It must be great to be a former footballer trying to get going in a media career.
Even if your starting point isn’t great, even if you’re not particularly good at it or suited to it, even if you do everything in your power to get early headlines and an early leg-up and end up nowhere, there is still a kernel of hope.
You can even go on Celebrity Master Chef and get knocked out in the first round and know you can still turn it around.
You can graduate to regional radio and know that it need not be the end point.
Because as long as you have one weapon in reserve you’ve got a shot.
Here’s what you do, and it’s easy. You ready for this?
Criticise Celtic. Pick a player or the manager or the fans, and hammer on a negative point. It doesn’t matter how inconsistent or irrational you sound to the rest of the world. It doesn’t matter whether you have a working, functioning, brain cell in your head. It doesn’t matter if you plainly don’t have a clue what you’re talking about.
Work based on that basic principle – that criticising Celtic gets you headlines – and you will find yourself frequently appearing in the papers.
This all Noel Whelan does. He has never written an intelligent or insightful piece of commentary on any subject. Tonight it’s Starfelt; of course it is. He’s one of the easiest targets to take a shot at in the whole of Scottish football right now.

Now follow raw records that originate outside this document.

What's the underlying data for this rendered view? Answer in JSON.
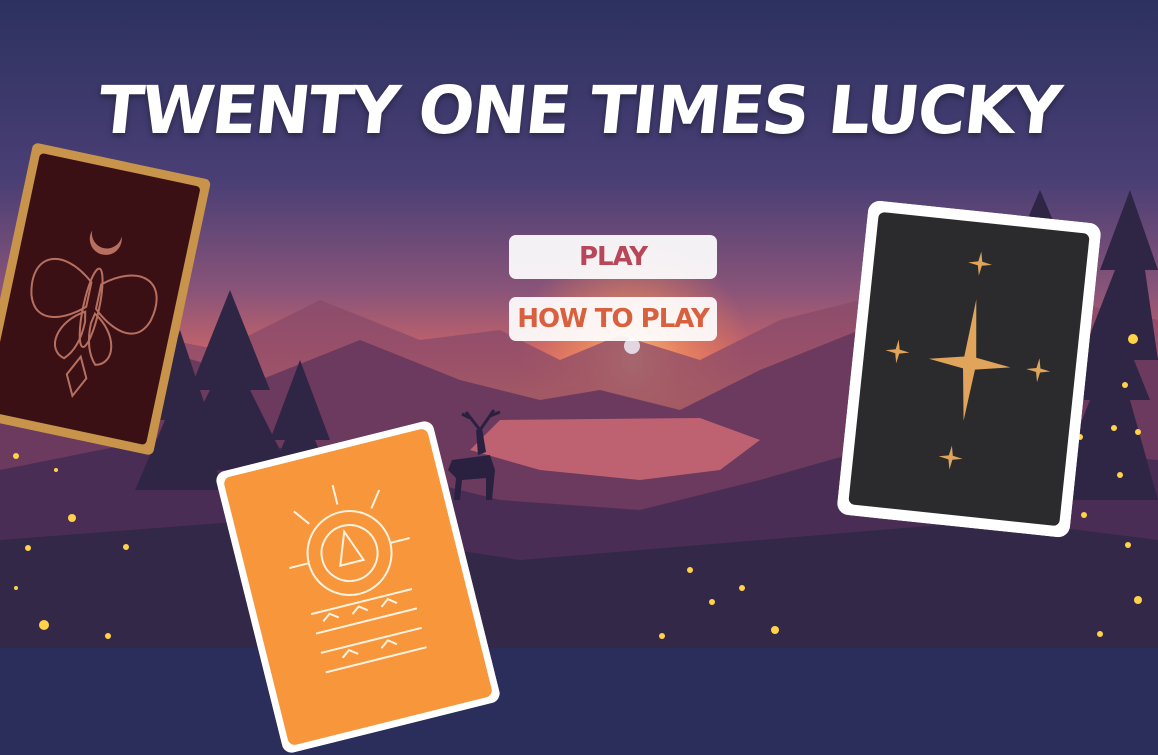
{
  "game": {
    "title": "TWENTY ONE TIMES LUCKY"
  },
  "menu": {
    "play_label": "PLAY",
    "how_to_play_label": "HOW TO PLAY"
  },
  "cards": [
    {
      "name": "moth-card",
      "face": "moth-and-moon",
      "color": "#3a1014"
    },
    {
      "name": "orange-card",
      "face": "sun-ornament",
      "color": "#f7963a"
    },
    {
      "name": "star-card",
      "face": "four-sparkles",
      "color": "#2b2b2e"
    }
  ],
  "colors": {
    "sky_top": "#2d3160",
    "sunset": "#f07a4c",
    "play_text": "#b9475a",
    "how_text": "#d9603f",
    "firefly": "#ffd24a"
  }
}
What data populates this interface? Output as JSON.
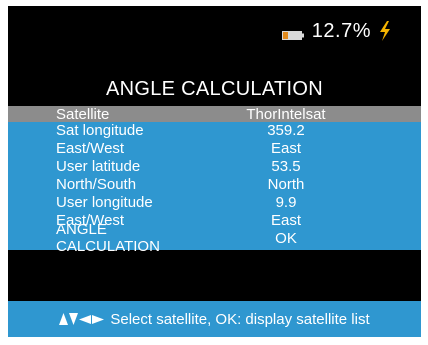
{
  "status": {
    "battery_percent": "12.7%",
    "battery_icon": "battery-low-icon",
    "charging_icon": "lightning-bolt-icon"
  },
  "title": "ANGLE CALCULATION",
  "rows": [
    {
      "label": "Satellite",
      "value": "ThorIntelsat"
    },
    {
      "label": "Sat longitude",
      "value": "359.2"
    },
    {
      "label": "East/West",
      "value": "East"
    },
    {
      "label": "User latitude",
      "value": "53.5"
    },
    {
      "label": "North/South",
      "value": "North"
    },
    {
      "label": "User longitude",
      "value": "9.9"
    },
    {
      "label": "East/West",
      "value": "East"
    },
    {
      "label": "ANGLE CALCULATION",
      "value": "OK"
    }
  ],
  "help": {
    "icons": [
      "arrow-up-icon",
      "arrow-down-icon",
      "arrow-left-icon",
      "arrow-right-icon"
    ],
    "text": "Select satellite, OK: display satellite list"
  },
  "colors": {
    "background": "#000000",
    "panel": "#2f97d0",
    "selected_row": "#8c8c8c",
    "bolt": "#f5b400"
  }
}
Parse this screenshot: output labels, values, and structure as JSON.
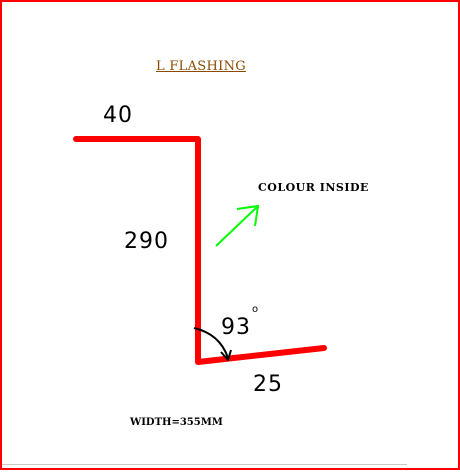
{
  "title": "L FLASHING",
  "dimensions": {
    "top": "40",
    "side": "290",
    "bottom": "25",
    "angle": "93",
    "angle_unit": "o"
  },
  "notes": {
    "colour_side": "COLOUR INSIDE",
    "width": "WIDTH=355MM"
  },
  "colors": {
    "flashing": "#ff0000",
    "arrow": "#00ff00",
    "border": "#ff0000",
    "title": "#8a4a00"
  }
}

But really, if it wasn’t him it would be some other aspect of our club.
He has twigged that there’s no easier gig than taking shots at Celtic and now that he has that’s his bread and butter, his reason for being, and it must be hard for him to think that he struggled all those years to make it when in fact the answer was so obvious this whole time.
People like Kris Boyd can grasp it.
It doesn’t take genius to work this stuff out.
Whelan’s attack on Starfelt isn’t just ignorant or stupid or an example of how former players now love nothing more than piling on and putting current stars under pressure … it’s sheer laziness, the mark of somebody who’s found the path of least resistance and is sticking to it.
This is what has replaced talent in the punditry business.
See, Whelan, if you had talent in the first place, I daresay Celebrity Master Chef wouldn’t have been such an attractive port of call, because you wouldn’t need that to give yourself profile. If you had talent you wouldn’t need such gimmicks.
If that seems harsh it’s no more so than the feeding frenzy involving our club right now, targeting our players and our manager. These people are circling like vultures, and it requires a constant effort to combat their incessant negativity.
With folk this that’s easy to do.
Because for all they get the headlines, that tabloid writing gig still proves elusive. When Boyd has a job at a national title and you don’t that must really screw with your internal wiring. It must really eat away at the old self esteem.